### WHAT THIS TASK INVOLVES
Using the data below, repeat all of it precisely.

================================

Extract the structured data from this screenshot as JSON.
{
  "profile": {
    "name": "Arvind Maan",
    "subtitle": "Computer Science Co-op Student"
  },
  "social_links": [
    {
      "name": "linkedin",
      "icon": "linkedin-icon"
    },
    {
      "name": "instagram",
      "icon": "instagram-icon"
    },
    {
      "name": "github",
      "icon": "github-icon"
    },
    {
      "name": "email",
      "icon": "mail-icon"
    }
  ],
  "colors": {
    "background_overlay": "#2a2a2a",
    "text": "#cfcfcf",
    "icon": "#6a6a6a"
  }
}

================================

### EXERCISE SOLUTION
Extract the structured data from this screenshot as JSON.
{
  "profile": {
    "name": "Arvind Maan",
    "subtitle": "Computer Science Co-op Student"
  },
  "social_links": [
    {
      "name": "linkedin",
      "icon": "linkedin-icon"
    },
    {
      "name": "instagram",
      "icon": "instagram-icon"
    },
    {
      "name": "github",
      "icon": "github-icon"
    },
    {
      "name": "email",
      "icon": "mail-icon"
    }
  ],
  "colors": {
    "background_overlay": "#2a2a2a",
    "text": "#cfcfcf",
    "icon": "#6a6a6a"
  }
}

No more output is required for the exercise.